Last week, shares of Yandex NV (NASDAQ:YNDX) climbed as investors not only applauded the company's solid fourth-quarter results, but also its newly unveiled antitrust complaint against Google (NASDAQ:GOOG)(NASDAQ:GOOGL).
On Monday, however, Google made headlines when a U.S. federal judge dismissed a separate, similar antitrust suit. Should Yandex investors be concerned?
Not necessarily. These are two separate cases in completely different legal jurisdictions. But the Calfornia case does offer some much-needed perspective on what Yandex is trying to achieve.
The burden of proof
Google's latest legal win comes from the U.S. District Court's Northern District of California, where it faced a potential class action suit brought by two customers who alleged that Google monopolizes search engines in Android phones.
The customers had recently purchased Samsung Galaxy smartphones, but claimed they didn't know Google would be the default search engine or how to change it. What's more, they argued Google was stifling competitive innovation, and that Android devices could cost less and contain better search functionality if it weren't for Google's strict mobile app distribution agreement, which governs the rules by which Android smartphone makers must abide in order to use the company's otherwise-open operating system.
U.S. District Judge Beth Freeman granted Google's motion to dismiss all counts, stating the plaintiffs failed to establish a link between software requirements and phone pricing. To be fair, she also granted the plaintiffs three weeks to amend their complaint.
But perhaps most notable to our discussion, Freeman stated "there are no facts alleged to indicate that defendant's conduct has prevented consumers from freely choosing among search products or prevented competitors from innovating."
That's where Yandex comes in.
Yandex is the undisputed leader of the Russian Internet search market, with a share of 59.7%, but that was down from 60.3% in the previous quarter, 61.6% in the second quarter, and 61.9% during the same year-ago period. According to Yandex's earnings slides, that share appears to be going directly to Google:
Similar to the California case, Yandex charges that Google is gaining ground using "anti-competitive practices" that prevent local smartphone vendors from pre-loading Yandex services onto Android devices -- a huge issue for Yandex considering Android is easily the most popular mobile operating system in Russia.
As a result, Yandex is asking Russia's antitrust agency to open an investigation, and to consider Yandex's belief "that user-centric services, such as search, maps, email, etc. should be unbundled from Android OS." Yandex further insisted that such a move would return the market "to a level playing field where competition is over quality of products and services rather than bundling and pre-installation."
However, Google is probably getting good at rehashing its argument that consumers are free to download Yandex's competing services from the Google Play store. What's more, Big G will almost certainly point out Yandex is effectively asking for smartphones to contain all the Google products from which it benefits -- notably Android and Google Play -- and none that could adversely affect it. Whether Google is abusing its position of power remains to be seen, but you have to admit there's a certain irony in Yandex's request.
Google has history on its side

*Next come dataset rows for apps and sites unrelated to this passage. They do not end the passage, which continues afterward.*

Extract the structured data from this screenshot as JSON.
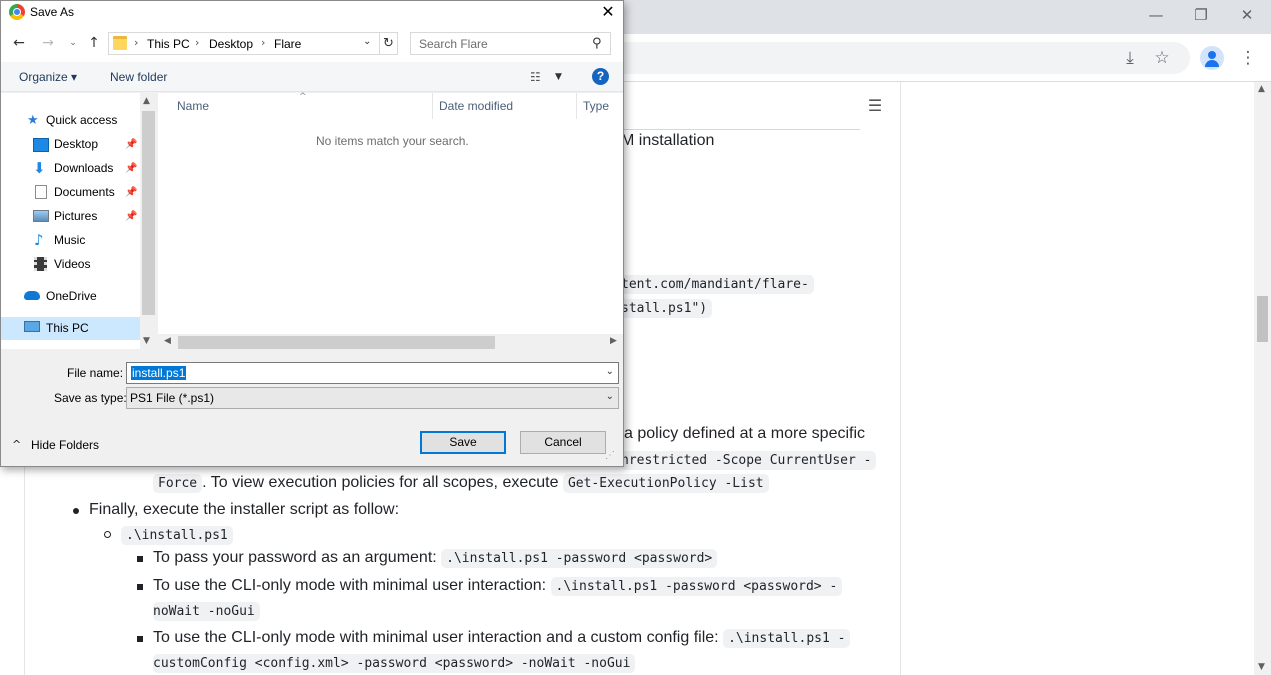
{
  "dialog": {
    "title": "Save As",
    "breadcrumb": [
      "This PC",
      "Desktop",
      "Flare"
    ],
    "search_placeholder": "Search Flare",
    "organize_label": "Organize ▾",
    "new_folder_label": "New folder",
    "help_label": "?",
    "nav_items": [
      {
        "label": "Quick access",
        "icon": "star-icon"
      },
      {
        "label": "Desktop",
        "icon": "desktop-folder-icon",
        "pinned": true
      },
      {
        "label": "Downloads",
        "icon": "download-arrow-icon",
        "pinned": true
      },
      {
        "label": "Documents",
        "icon": "documents-icon",
        "pinned": true
      },
      {
        "label": "Pictures",
        "icon": "pictures-icon",
        "pinned": true
      },
      {
        "label": "Music",
        "icon": "music-note-icon"
      },
      {
        "label": "Videos",
        "icon": "videos-icon"
      },
      {
        "label": "OneDrive",
        "icon": "cloud-icon"
      },
      {
        "label": "This PC",
        "icon": "computer-icon",
        "selected": true
      }
    ],
    "columns": [
      "Name",
      "Date modified",
      "Type"
    ],
    "empty_message": "No items match your search.",
    "file_name_label": "File name:",
    "file_name_value": "install.ps1",
    "save_type_label": "Save as type:",
    "save_type_value": "PS1 File (*.ps1)",
    "hide_folders_label": "Hide Folders",
    "save_label": "Save",
    "cancel_label": "Cancel"
  },
  "page": {
    "frag_heading": "M installation",
    "frag_url_1": "tent.com/mandiant/flare-",
    "frag_url_2": "stall.ps1\")",
    "frag_policy": "a policy defined at a more specific",
    "frag_cmd": "nrestricted -Scope CurrentUser -",
    "force_code": "Force",
    "view_policies_text": ". To view execution policies for all scopes, execute",
    "get_policy_code": "Get-ExecutionPolicy -List",
    "finally_text": "Finally, execute the installer script as follow:",
    "install_code": ".\\install.ps1",
    "pass_pw_text": "To pass your password as an argument:",
    "pass_pw_code": ".\\install.ps1 -password <password>",
    "cli_text": "To use the CLI-only mode with minimal user interaction:",
    "cli_code_1": ".\\install.ps1 -password <password> -",
    "cli_code_2": "noWait -noGui",
    "cli_cfg_text": "To use the CLI-only mode with minimal user interaction and a custom config file:",
    "cli_cfg_code_1": ".\\install.ps1 -",
    "cli_cfg_code_2": "customConfig <config.xml> -password <password> -noWait -noGui"
  }
}
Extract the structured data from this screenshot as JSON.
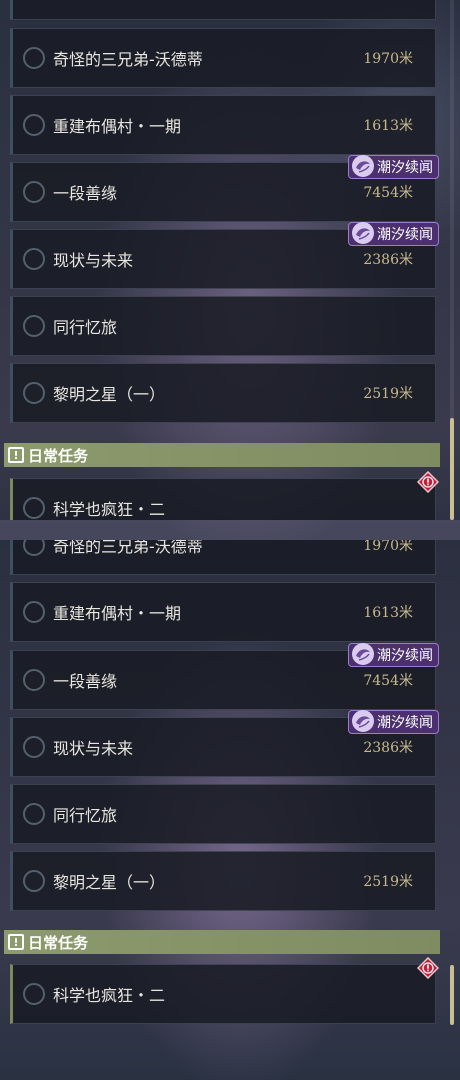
{
  "quests": [
    {
      "name": "奇怪的三兄弟-沃德蒂",
      "distance": "1970米"
    },
    {
      "name": "重建布偶村・一期",
      "distance": "1613米"
    },
    {
      "name": "一段善缘",
      "distance": "7454米",
      "badge": "潮汐续闻"
    },
    {
      "name": "现状与未来",
      "distance": "2386米",
      "badge": "潮汐续闻"
    },
    {
      "name": "同行忆旅",
      "distance": ""
    },
    {
      "name": "黎明之星（一）",
      "distance": "2519米"
    }
  ],
  "daily_section": {
    "label": "日常任务",
    "icon": "exclamation-icon"
  },
  "daily_quests": [
    {
      "name": "科学也疯狂・二",
      "alert_icon": "alert-diamond-icon"
    }
  ],
  "colors": {
    "badge_bg": "#4b2f6e",
    "section_bg": "#8d9a6c",
    "distance_text": "#c7b98e",
    "alert": "#c0203a"
  }
}
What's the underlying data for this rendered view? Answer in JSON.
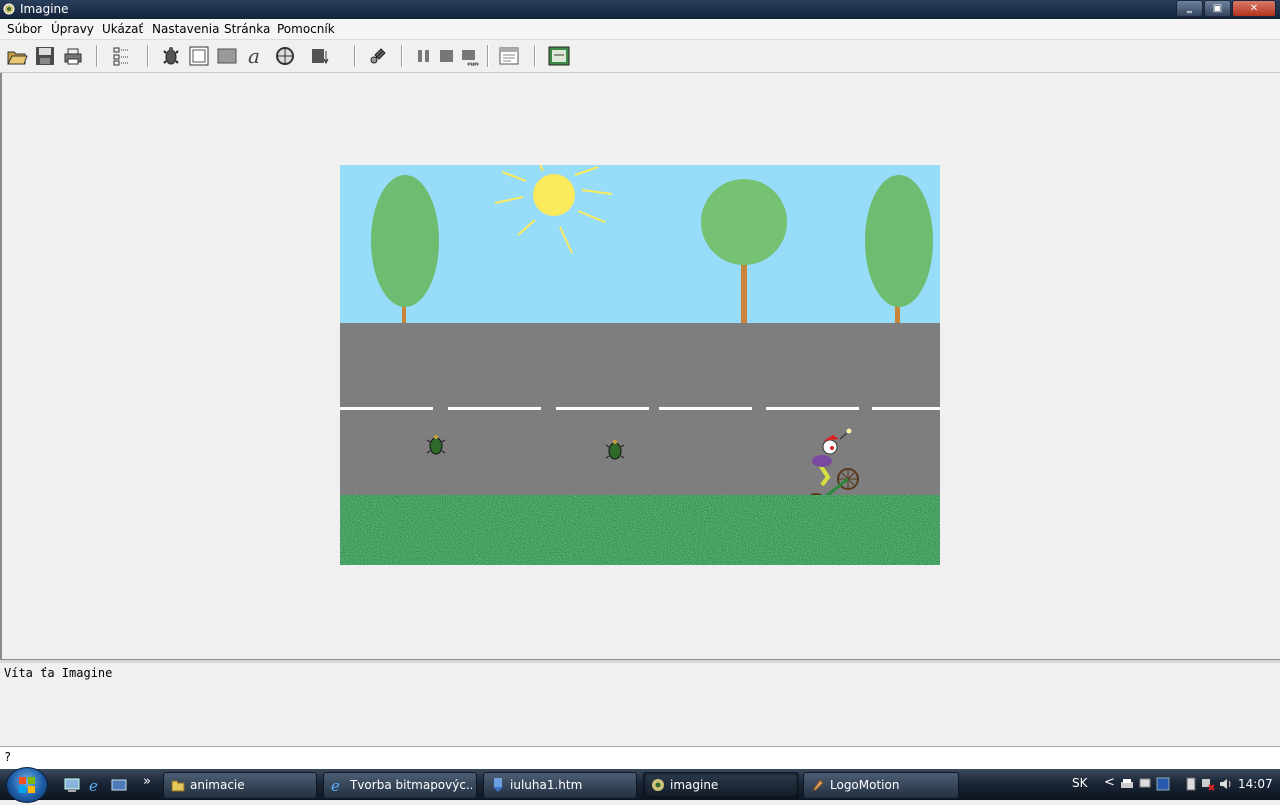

It's also worth noting Google is no stranger to such complaints or their resulting investigations. In January, the global search giant emerged victorious after a nearly two-year investigation by the Federal Trade Commission determined it had not violated antitrust laws in the way it positions its search results in the United States.
And only last month, Google agreed to a tentative settlement in a four-year investigation with European Commission regulators. In both cases, Google avoided formal charges by agreeing to make small changes to its search function in favor of its competitors, all without admitting wrongdoing.
I wouldn't be the least bit surprised if Google finds a similar middle ground with the Russian antitrust agency when all is said and done in this case. Perhaps, for instance, Google could continue bundling its supplementary software in Android smartphones, while also allowing local vendors to pre-install selected competitive apps.
But if this case is anything like Google's others, investors should keep in mind it could take years before Yandex enjoys such a resolution. This begs the question: How much market share will Yandex lose in the meantime? Because if Google continues taking share as it has over the past year, Yandex shareholders could be in for a rough ride.